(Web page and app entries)
• • • •
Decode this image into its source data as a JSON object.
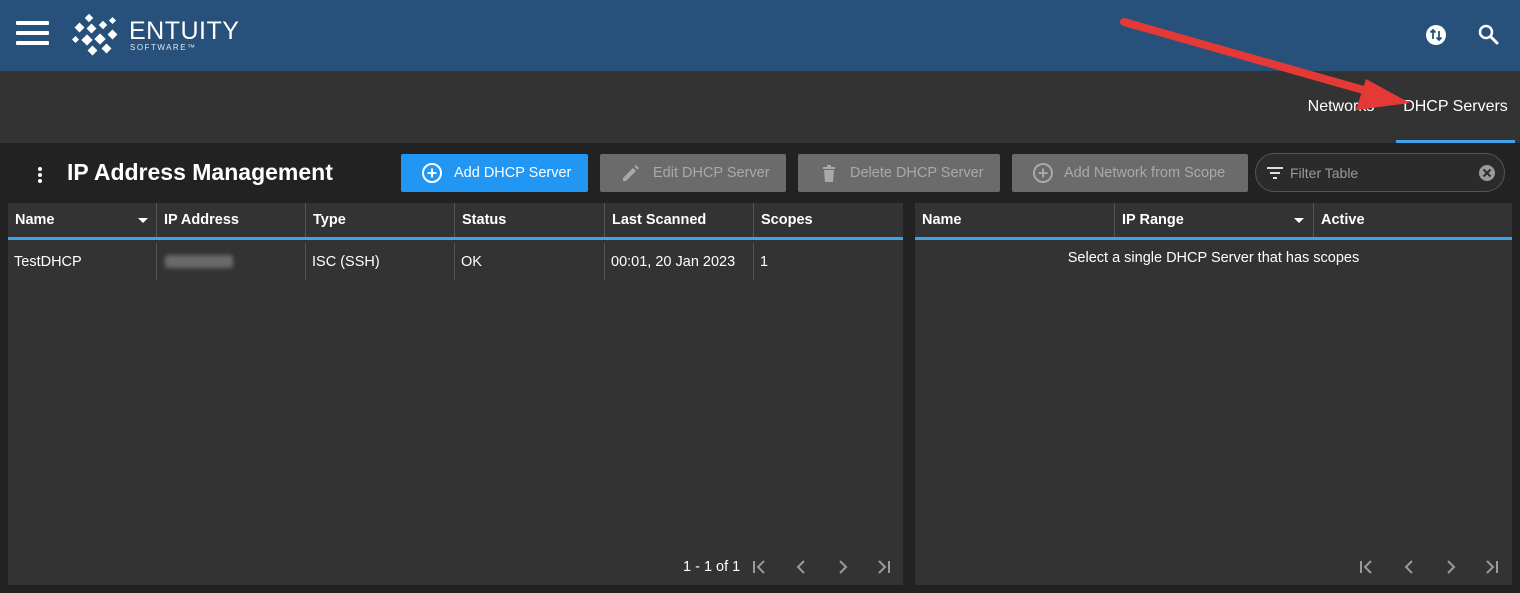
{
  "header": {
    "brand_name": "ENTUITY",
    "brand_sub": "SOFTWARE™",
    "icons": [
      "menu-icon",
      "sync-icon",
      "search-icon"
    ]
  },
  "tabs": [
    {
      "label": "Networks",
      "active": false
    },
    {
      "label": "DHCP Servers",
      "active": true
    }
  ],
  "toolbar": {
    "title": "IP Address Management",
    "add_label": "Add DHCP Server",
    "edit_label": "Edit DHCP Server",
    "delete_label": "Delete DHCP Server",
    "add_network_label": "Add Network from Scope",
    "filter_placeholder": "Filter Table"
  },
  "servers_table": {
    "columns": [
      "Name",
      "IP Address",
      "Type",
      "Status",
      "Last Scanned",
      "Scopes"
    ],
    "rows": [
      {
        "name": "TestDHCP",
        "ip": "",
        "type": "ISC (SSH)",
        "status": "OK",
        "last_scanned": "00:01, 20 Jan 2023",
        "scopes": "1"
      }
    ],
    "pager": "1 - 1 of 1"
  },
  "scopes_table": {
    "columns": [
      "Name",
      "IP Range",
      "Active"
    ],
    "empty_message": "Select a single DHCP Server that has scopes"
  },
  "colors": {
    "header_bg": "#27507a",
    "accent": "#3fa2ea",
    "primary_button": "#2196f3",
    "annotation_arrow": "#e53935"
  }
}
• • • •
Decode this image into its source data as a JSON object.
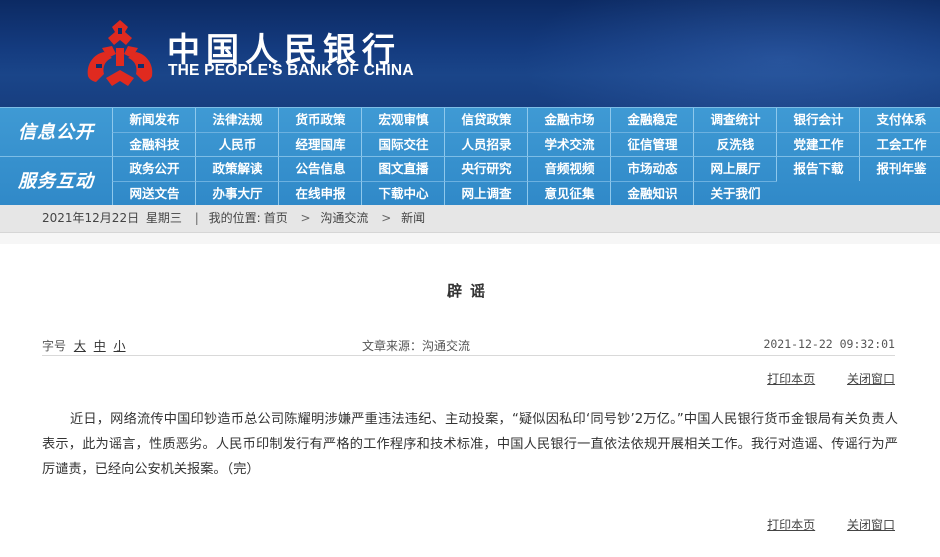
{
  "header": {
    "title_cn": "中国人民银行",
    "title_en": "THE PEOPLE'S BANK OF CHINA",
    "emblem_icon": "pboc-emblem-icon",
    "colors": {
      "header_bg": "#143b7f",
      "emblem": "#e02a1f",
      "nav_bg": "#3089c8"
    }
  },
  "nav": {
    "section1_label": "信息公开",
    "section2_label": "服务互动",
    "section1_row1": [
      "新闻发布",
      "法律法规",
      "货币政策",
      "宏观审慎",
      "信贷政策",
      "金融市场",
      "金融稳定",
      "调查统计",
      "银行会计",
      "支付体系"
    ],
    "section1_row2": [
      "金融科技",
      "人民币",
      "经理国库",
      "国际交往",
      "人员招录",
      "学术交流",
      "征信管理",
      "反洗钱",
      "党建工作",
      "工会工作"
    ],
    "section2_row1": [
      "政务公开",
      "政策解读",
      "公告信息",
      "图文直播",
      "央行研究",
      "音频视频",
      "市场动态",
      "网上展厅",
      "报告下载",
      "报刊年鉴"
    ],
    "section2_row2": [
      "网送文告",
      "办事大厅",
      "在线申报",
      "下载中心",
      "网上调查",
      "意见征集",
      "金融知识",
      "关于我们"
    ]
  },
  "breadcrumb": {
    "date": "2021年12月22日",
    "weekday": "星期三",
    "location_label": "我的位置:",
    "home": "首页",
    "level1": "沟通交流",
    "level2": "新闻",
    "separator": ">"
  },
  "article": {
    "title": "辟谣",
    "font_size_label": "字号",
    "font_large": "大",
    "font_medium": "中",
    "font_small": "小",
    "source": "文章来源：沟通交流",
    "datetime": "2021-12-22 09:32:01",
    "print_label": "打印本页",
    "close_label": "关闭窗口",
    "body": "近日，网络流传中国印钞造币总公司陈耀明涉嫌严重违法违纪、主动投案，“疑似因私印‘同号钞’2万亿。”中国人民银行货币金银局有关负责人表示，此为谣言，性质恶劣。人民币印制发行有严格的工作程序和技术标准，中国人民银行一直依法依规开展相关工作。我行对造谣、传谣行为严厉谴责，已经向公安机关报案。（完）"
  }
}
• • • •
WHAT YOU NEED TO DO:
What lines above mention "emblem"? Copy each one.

TASK OUTPUT:
    "emblem_icon": "pboc-emblem-icon",
      "emblem": "#e02a1f",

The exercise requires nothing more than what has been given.